__Items from a dataset__
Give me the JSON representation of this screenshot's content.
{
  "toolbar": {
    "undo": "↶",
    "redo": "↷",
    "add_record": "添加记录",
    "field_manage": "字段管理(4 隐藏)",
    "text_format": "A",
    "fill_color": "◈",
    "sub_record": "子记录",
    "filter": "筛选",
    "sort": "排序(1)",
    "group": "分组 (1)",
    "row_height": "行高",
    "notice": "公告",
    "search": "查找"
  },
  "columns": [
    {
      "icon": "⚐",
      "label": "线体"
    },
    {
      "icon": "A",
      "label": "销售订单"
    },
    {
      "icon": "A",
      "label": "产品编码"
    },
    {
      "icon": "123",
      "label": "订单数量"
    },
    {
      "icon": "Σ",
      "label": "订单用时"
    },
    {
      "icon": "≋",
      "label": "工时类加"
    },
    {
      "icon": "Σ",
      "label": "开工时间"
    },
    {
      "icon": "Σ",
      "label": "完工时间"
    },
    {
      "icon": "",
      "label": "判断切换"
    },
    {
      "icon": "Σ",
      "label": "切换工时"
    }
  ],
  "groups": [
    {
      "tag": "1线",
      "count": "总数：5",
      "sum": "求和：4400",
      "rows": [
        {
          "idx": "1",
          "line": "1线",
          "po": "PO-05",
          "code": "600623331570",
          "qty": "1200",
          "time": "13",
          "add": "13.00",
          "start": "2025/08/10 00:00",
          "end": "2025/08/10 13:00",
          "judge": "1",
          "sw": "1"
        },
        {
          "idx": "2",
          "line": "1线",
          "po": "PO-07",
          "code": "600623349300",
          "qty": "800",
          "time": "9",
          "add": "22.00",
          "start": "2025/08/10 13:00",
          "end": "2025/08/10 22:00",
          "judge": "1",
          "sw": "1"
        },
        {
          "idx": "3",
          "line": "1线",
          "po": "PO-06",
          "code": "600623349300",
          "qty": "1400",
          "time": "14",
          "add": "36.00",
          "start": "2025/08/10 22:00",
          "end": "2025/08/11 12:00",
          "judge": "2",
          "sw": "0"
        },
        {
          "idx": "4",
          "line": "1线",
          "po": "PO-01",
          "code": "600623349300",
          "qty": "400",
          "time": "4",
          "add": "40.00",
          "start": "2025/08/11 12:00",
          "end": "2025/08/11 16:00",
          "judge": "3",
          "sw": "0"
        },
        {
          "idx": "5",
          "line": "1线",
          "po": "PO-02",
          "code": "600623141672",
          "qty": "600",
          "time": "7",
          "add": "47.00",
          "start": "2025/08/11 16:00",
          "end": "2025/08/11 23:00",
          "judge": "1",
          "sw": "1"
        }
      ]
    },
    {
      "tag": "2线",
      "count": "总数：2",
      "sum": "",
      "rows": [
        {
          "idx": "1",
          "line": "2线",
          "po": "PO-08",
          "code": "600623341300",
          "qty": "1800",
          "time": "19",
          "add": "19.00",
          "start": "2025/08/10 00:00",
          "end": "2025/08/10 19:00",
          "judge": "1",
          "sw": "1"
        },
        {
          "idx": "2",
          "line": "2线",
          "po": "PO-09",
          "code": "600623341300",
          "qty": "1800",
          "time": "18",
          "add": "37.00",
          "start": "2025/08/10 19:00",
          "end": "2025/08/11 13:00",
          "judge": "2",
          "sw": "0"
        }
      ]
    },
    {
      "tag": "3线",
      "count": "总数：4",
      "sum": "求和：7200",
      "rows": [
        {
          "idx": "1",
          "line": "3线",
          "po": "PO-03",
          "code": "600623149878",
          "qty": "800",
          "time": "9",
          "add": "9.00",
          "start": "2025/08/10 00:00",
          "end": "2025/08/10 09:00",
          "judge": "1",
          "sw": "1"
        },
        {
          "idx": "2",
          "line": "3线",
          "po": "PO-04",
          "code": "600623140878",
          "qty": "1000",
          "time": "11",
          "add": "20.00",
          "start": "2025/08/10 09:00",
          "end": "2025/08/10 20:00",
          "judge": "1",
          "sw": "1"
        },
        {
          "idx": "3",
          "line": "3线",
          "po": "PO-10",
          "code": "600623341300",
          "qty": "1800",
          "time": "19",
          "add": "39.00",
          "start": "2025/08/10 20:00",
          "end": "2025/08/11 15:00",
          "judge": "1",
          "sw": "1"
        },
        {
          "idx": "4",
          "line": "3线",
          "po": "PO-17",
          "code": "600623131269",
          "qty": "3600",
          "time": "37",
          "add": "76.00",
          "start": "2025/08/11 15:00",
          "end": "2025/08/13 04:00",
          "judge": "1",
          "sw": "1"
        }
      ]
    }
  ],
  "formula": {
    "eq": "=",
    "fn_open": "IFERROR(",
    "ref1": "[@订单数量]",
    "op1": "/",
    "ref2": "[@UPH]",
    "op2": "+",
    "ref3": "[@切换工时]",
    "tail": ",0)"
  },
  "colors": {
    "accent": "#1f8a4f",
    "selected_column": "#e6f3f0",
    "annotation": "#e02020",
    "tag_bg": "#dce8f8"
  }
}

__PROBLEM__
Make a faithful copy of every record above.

__WORKED SOLUTION__
Give me the JSON representation of this screenshot's content.
{
  "toolbar": {
    "undo": "↶",
    "redo": "↷",
    "add_record": "添加记录",
    "field_manage": "字段管理(4 隐藏)",
    "text_format": "A",
    "fill_color": "◈",
    "sub_record": "子记录",
    "filter": "筛选",
    "sort": "排序(1)",
    "group": "分组 (1)",
    "row_height": "行高",
    "notice": "公告",
    "search": "查找"
  },
  "columns": [
    {
      "icon": "⚐",
      "label": "线体"
    },
    {
      "icon": "A",
      "label": "销售订单"
    },
    {
      "icon": "A",
      "label": "产品编码"
    },
    {
      "icon": "123",
      "label": "订单数量"
    },
    {
      "icon": "Σ",
      "label": "订单用时"
    },
    {
      "icon": "≋",
      "label": "工时类加"
    },
    {
      "icon": "Σ",
      "label": "开工时间"
    },
    {
      "icon": "Σ",
      "label": "完工时间"
    },
    {
      "icon": "",
      "label": "判断切换"
    },
    {
      "icon": "Σ",
      "label": "切换工时"
    }
  ],
  "groups": [
    {
      "tag": "1线",
      "count": "总数：5",
      "sum": "求和：4400",
      "rows": [
        {
          "idx": "1",
          "line": "1线",
          "po": "PO-05",
          "code": "600623331570",
          "qty": "1200",
          "time": "13",
          "add": "13.00",
          "start": "2025/08/10 00:00",
          "end": "2025/08/10 13:00",
          "judge": "1",
          "sw": "1"
        },
        {
          "idx": "2",
          "line": "1线",
          "po": "PO-07",
          "code": "600623349300",
          "qty": "800",
          "time": "9",
          "add": "22.00",
          "start": "2025/08/10 13:00",
          "end": "2025/08/10 22:00",
          "judge": "1",
          "sw": "1"
        },
        {
          "idx": "3",
          "line": "1线",
          "po": "PO-06",
          "code": "600623349300",
          "qty": "1400",
          "time": "14",
          "add": "36.00",
          "start": "2025/08/10 22:00",
          "end": "2025/08/11 12:00",
          "judge": "2",
          "sw": "0"
        },
        {
          "idx": "4",
          "line": "1线",
          "po": "PO-01",
          "code": "600623349300",
          "qty": "400",
          "time": "4",
          "add": "40.00",
          "start": "2025/08/11 12:00",
          "end": "2025/08/11 16:00",
          "judge": "3",
          "sw": "0"
        },
        {
          "idx": "5",
          "line": "1线",
          "po": "PO-02",
          "code": "600623141672",
          "qty": "600",
          "time": "7",
          "add": "47.00",
          "start": "2025/08/11 16:00",
          "end": "2025/08/11 23:00",
          "judge": "1",
          "sw": "1"
        }
      ]
    },
    {
      "tag": "2线",
      "count": "总数：2",
      "sum": "",
      "rows": [
        {
          "idx": "1",
          "line": "2线",
          "po": "PO-08",
          "code": "600623341300",
          "qty": "1800",
          "time": "19",
          "add": "19.00",
          "start": "2025/08/10 00:00",
          "end": "2025/08/10 19:00",
          "judge": "1",
          "sw": "1"
        },
        {
          "idx": "2",
          "line": "2线",
          "po": "PO-09",
          "code": "600623341300",
          "qty": "1800",
          "time": "18",
          "add": "37.00",
          "start": "2025/08/10 19:00",
          "end": "2025/08/11 13:00",
          "judge": "2",
          "sw": "0"
        }
      ]
    },
    {
      "tag": "3线",
      "count": "总数：4",
      "sum": "求和：7200",
      "rows": [
        {
          "idx": "1",
          "line": "3线",
          "po": "PO-03",
          "code": "600623149878",
          "qty": "800",
          "time": "9",
          "add": "9.00",
          "start": "2025/08/10 00:00",
          "end": "2025/08/10 09:00",
          "judge": "1",
          "sw": "1"
        },
        {
          "idx": "2",
          "line": "3线",
          "po": "PO-04",
          "code": "600623140878",
          "qty": "1000",
          "time": "11",
          "add": "20.00",
          "start": "2025/08/10 09:00",
          "end": "2025/08/10 20:00",
          "judge": "1",
          "sw": "1"
        },
        {
          "idx": "3",
          "line": "3线",
          "po": "PO-10",
          "code": "600623341300",
          "qty": "1800",
          "time": "19",
          "add": "39.00",
          "start": "2025/08/10 20:00",
          "end": "2025/08/11 15:00",
          "judge": "1",
          "sw": "1"
        },
        {
          "idx": "4",
          "line": "3线",
          "po": "PO-17",
          "code": "600623131269",
          "qty": "3600",
          "time": "37",
          "add": "76.00",
          "start": "2025/08/11 15:00",
          "end": "2025/08/13 04:00",
          "judge": "1",
          "sw": "1"
        }
      ]
    }
  ],
  "formula": {
    "eq": "=",
    "fn_open": "IFERROR(",
    "ref1": "[@订单数量]",
    "op1": "/",
    "ref2": "[@UPH]",
    "op2": "+",
    "ref3": "[@切换工时]",
    "tail": ",0)"
  },
  "colors": {
    "accent": "#1f8a4f",
    "selected_column": "#e6f3f0",
    "annotation": "#e02020",
    "tag_bg": "#dce8f8"
  }
}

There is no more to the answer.